The second half was always going to be tricky for Cork. The rain fell and they were so far ahead but they stayed in control. Collins, playing in the full-forward line, scored Cork’s first four points of the half. They led 3-12 to 0-3 after 48 minutes.
Debutant Eoghan McSweeney finished with three points, two in the second half. Wing back Mattie Taylor’s energy was rewarded with two points. Captain Ian Maguire scored too. Sub Stephen Sherlock added a point. Another debutant Nathan Walsh did well, and Clon’s Liam O’Donovan can be happy with his championship debut.
By the end there were 21 points between the teams. This performance was needed. It’s vindication of the hard work that goes unseen by those outside the group. It’s not time either to get carried away. It’s one win, against a Division 4 team, but it’s the manner that’s encouraging. Cork were a team with a plan. Direct and fast when they needed to. Patient when they had to be. And strong defensively too.

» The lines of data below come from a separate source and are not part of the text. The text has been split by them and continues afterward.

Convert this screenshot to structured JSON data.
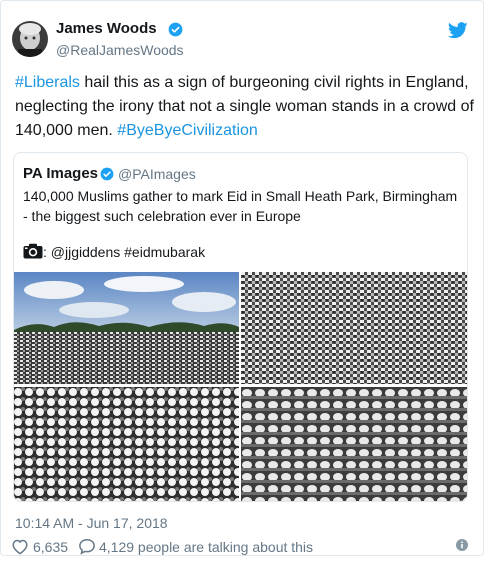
{
  "author": {
    "name": "James Woods",
    "handle": "@RealJamesWoods",
    "avatar_icon": "avatar-photo",
    "verified_icon": "verified-badge-icon"
  },
  "platform_icon": "twitter-bird-icon",
  "tweet": {
    "hashtag1": "#Liberals",
    "text": " hail this as a sign of burgeoning civil rights in England, neglecting the irony that not a single woman stands in a crowd of 140,000 men. ",
    "hashtag2": "#ByeByeCivilization"
  },
  "quoted": {
    "name": "PA Images",
    "handle": "@PAImages",
    "text": "140,000 Muslims gather to mark Eid in Small Heath Park, Birmingham - the biggest such celebration ever in Europe",
    "camera_icon": "camera-icon",
    "credit": ": @jjgiddens #eidmubarak",
    "photos": [
      "crowd-park-wide-photo",
      "crowd-rows-photo",
      "kneeling-rows-photo",
      "prostrating-rows-photo"
    ]
  },
  "timestamp": "10:14 AM - Jun 17, 2018",
  "stats": {
    "likes": "6,635",
    "talking": "4,129 people are talking about this"
  },
  "colors": {
    "link": "#1b95e0",
    "muted": "#657786",
    "border": "#e1e8ed",
    "heart": "#657786"
  }
}
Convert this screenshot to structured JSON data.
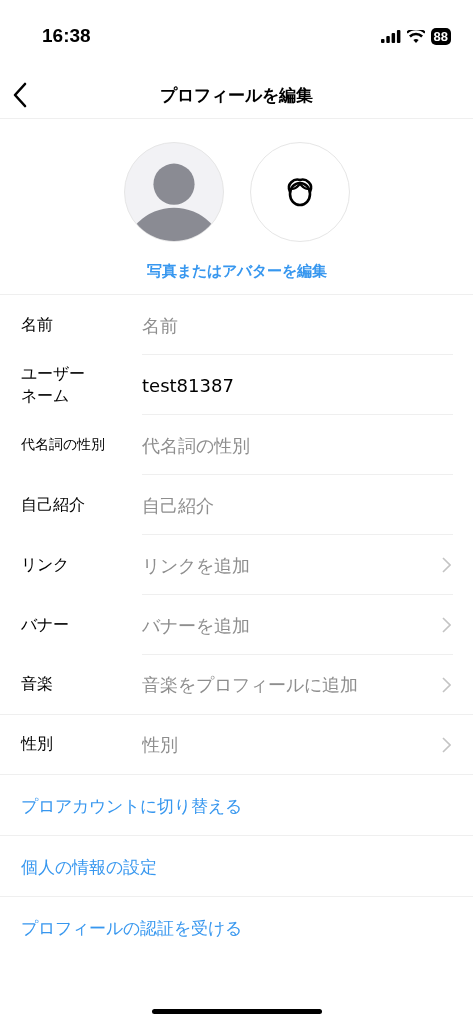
{
  "status_bar": {
    "time": "16:38",
    "battery": "88"
  },
  "nav": {
    "title": "プロフィールを編集"
  },
  "avatar": {
    "edit_link": "写真またはアバターを編集"
  },
  "field_groups": [
    [
      {
        "label": "名前",
        "placeholder": "名前",
        "kind": "text"
      },
      {
        "label": "ユーザーネーム",
        "value": "test81387",
        "kind": "text"
      },
      {
        "label": "代名詞の性別",
        "placeholder": "代名詞の性別",
        "kind": "text"
      },
      {
        "label": "自己紹介",
        "placeholder": "自己紹介",
        "kind": "text"
      },
      {
        "label": "リンク",
        "placeholder": "リンクを追加",
        "kind": "nav"
      },
      {
        "label": "バナー",
        "placeholder": "バナーを追加",
        "kind": "nav"
      },
      {
        "label": "音楽",
        "placeholder": "音楽をプロフィールに追加",
        "kind": "nav"
      }
    ],
    [
      {
        "label": "性別",
        "placeholder": "性別",
        "kind": "nav"
      }
    ]
  ],
  "links": [
    "プロアカウントに切り替える",
    "個人の情報の設定",
    "プロフィールの認証を受ける"
  ]
}
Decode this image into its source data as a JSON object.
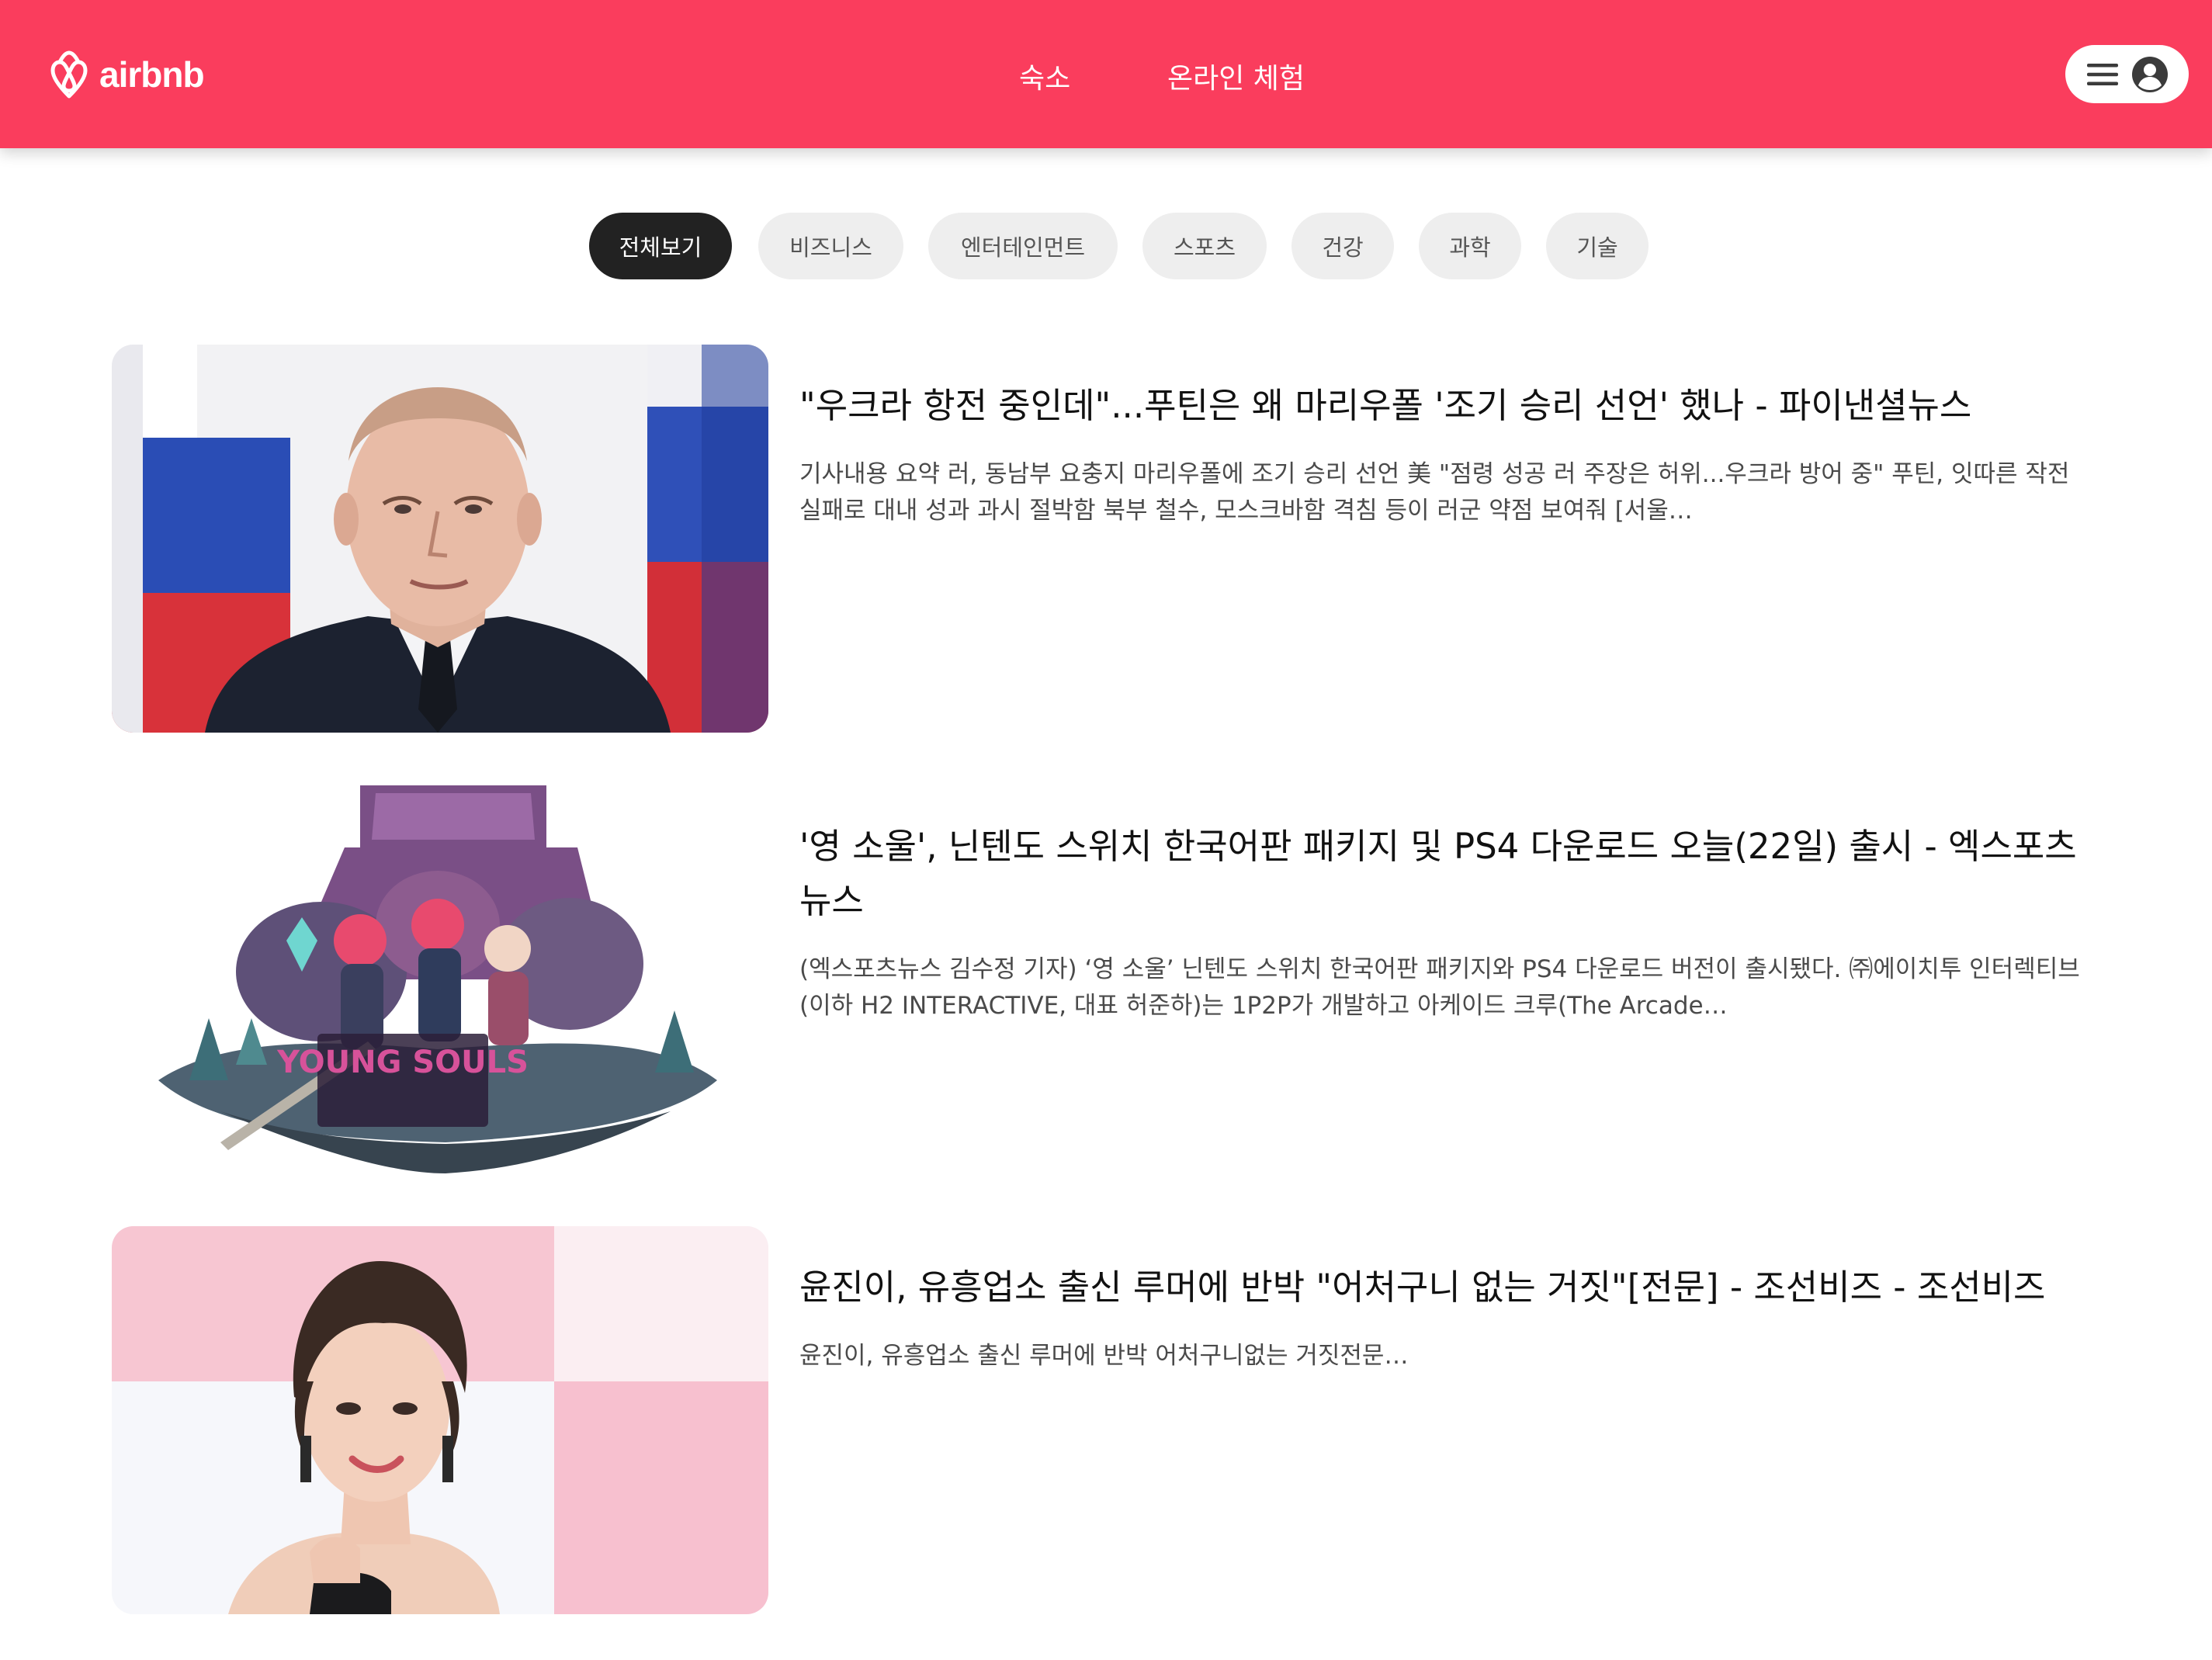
{
  "header": {
    "brand": "airbnb",
    "logo_icon": "airbnb-belo-icon",
    "nav": [
      {
        "label": "숙소"
      },
      {
        "label": "온라인 체험"
      }
    ],
    "menu_icon": "hamburger-menu-icon",
    "profile_icon": "user-avatar-icon",
    "brand_color": "#fa3d5d"
  },
  "categories": [
    {
      "label": "전체보기",
      "active": true
    },
    {
      "label": "비즈니스",
      "active": false
    },
    {
      "label": "엔터테인먼트",
      "active": false
    },
    {
      "label": "스포츠",
      "active": false
    },
    {
      "label": "건강",
      "active": false
    },
    {
      "label": "과학",
      "active": false
    },
    {
      "label": "기술",
      "active": false
    }
  ],
  "articles": [
    {
      "title": "\"우크라 항전 중인데\"...푸틴은 왜 마리우폴 '조기 승리 선언' 했나 - 파이낸셜뉴스",
      "description": "기사내용 요약 러, 동남부 요충지 마리우폴에 조기 승리 선언 美 \"점령 성공 러 주장은 허위...우크라 방어 중\" 푸틴, 잇따른 작전 실패로 대내 성과 과시 절박함 북부 철수, 모스크바함 격침 등이 러군 약점 보여줘 [서울…",
      "image": "news-photo-politician"
    },
    {
      "title": "'영 소울', 닌텐도 스위치 한국어판 패키지 및 PS4 다운로드 오늘(22일) 출시 - 엑스포츠뉴스",
      "description": "(엑스포츠뉴스 김수정 기자) ‘영 소울’ 닌텐도 스위치 한국어판 패키지와 PS4 다운로드 버전이 출시됐다. ㈜에이치투 인터렉티브(이하 H2 INTERACTIVE, 대표 허준하)는 1P2P가 개발하고 아케이드 크루(The Arcade…",
      "image": "game-key-art",
      "image_text": "YOUNG SOULS"
    },
    {
      "title": "윤진이, 유흥업소 출신 루머에 반박 \"어처구니 없는 거짓\"[전문] - 조선비즈 - 조선비즈",
      "description": "윤진이, 유흥업소 출신 루머에 반박 어처구니없는 거짓전문…",
      "image": "news-photo-actress"
    }
  ]
}
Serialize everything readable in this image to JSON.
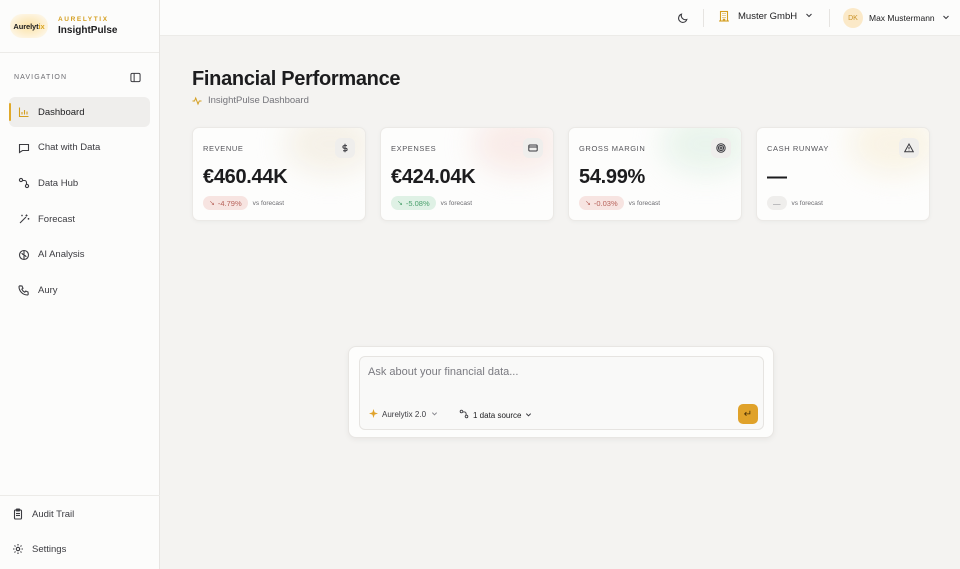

‘You can take a bit of confidence from this, of course,’ Deane says.
‘We still had to go out there and win tonight and we put in, collectively, a very positive performance. We have a lot to work on. We need to be little bit more clinical but we got the job done and now we refocus.’
Kerry are next up and an altogether different battle.
Cork: M Collins 0-9 (5f), B Hurley 2-0, R Deane 1-0, E McSweeney 0-3, M Taylor 0-2, J O’Rourke, P Kerrigan, I Maguire, S Sherlock 0-1 each.
Limerick: D O’Sullivan (3 45s) 0-3, S O’Carroll 0-2, J Lee 0-1f.
Cork: M White; N Walsh, J Loughrey, K Flahive; L O’Donovan, Thomas Clancy, M Taylor; I Maguire, K O’Hanlon; E McSweeney, R Deane, J O’Rourke; P Kerrigan, B Hurley, M Collins. Subs: A Browne for Loughrey (39), S Sherlock for B Hurley (44), L Connolly for J O’Rourke (46), K O’Driscoll for Deane (51), K O’Donovan for Thomas Clancy (57), R O’Toole for Maguire (61).
Limerick: D O’Sullivan; B Fanning, S O’Dea, P Maher; C McSweeney, I Corbett, G Brown; D Treacy, T Childs; A Enright, C Fahy, C Fahy, M Fitzgibbon; S McSweeney, S O’Carroll, J Lee. Subs: T McCarthy for Brown (ht), P Nash for A Enright (ht), J Naughton for S McSweeney (ht), P De Brun for C Fahy (44), G Noonan for C McSweeney (56), R Lynch for M Fitzgibbon (56).
Referee: B Cawley (Kildare).